In the middle of the day and early afternoon, it is likely that Muscat will be very, very hot (as in more-than-40-degree hot), and many businesses will be closed in the middle of the day until around 4pm. However, this presents a great opportunity to make the most of the indoors of the fancy hotels. Even if beyond your budget, the Shangri-La and Ritz Carlton will still be your friends. Head to the Shangri-La day spa for a massage where the cost will include access to sauna and spa area. Afterwards, call into the magnificent Ritz Carlton Al Bustan Palace Hotel for afternoon tea.
Find somewhere to eat the delicious local food. Given Oman’s location, it is no surprise that the traditional middle-eastern food has strong influence from Indian cuisine, and thanks to a long coastline, there is great, fresh seafood. Rice, hummus, olives, tomato salads, pita bread are regular at Omani mealtimes, which often include lots of share plates and communal eating, sometimes seated on the floor. Many restaurants, especially those not regularly hosting tourists, will have ‘family’ seating areas – this is where women or mixed groups should be seated – so be sure to respect that.
Once the sun starts to go down after dinner, the temperature should too, so head to the souk for some shopping – my tip is to buy some perfume oils, on offer for gents and ladies alike. Oman is the home of frankincense, and you will smell its scent it wafting from burners in many shops (keep an eye out for giant burner sculptures on roundabouts and clifftops).

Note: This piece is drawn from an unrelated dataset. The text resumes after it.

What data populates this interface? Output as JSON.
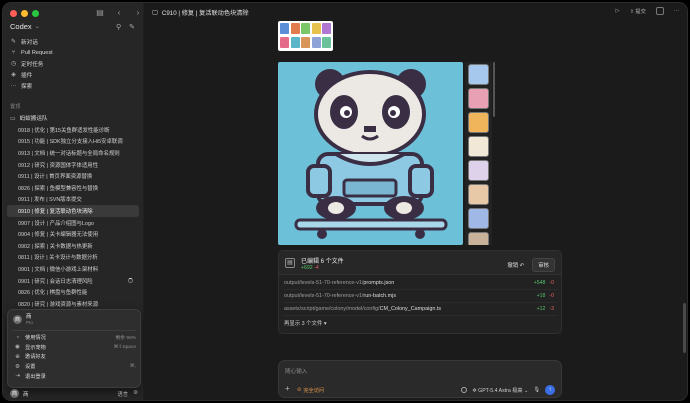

After shopping, enjoy the sights (as the locals do) with a walk along the beachfront in the upmarket area of Qurum, or the Corniche, which is right near the souk.
Not known for its thriving nightclub scene, party animals might be limited to having a nightcap in a hotel bar instead (Oman is an Islamic country so alcohol is not widely available). Do your research ahead of time because there are options.
Otherwise, head home and reflect on a great day; or maybe plan an adventure to the old capital of Nizwa, or Al Hamra in the north tomorrow.
Feeling inspired? What’s your top tip for Oman?
All images are owned by Amy Feldtmann. To see more of Amy’s travel photos, check out her Flickr account here.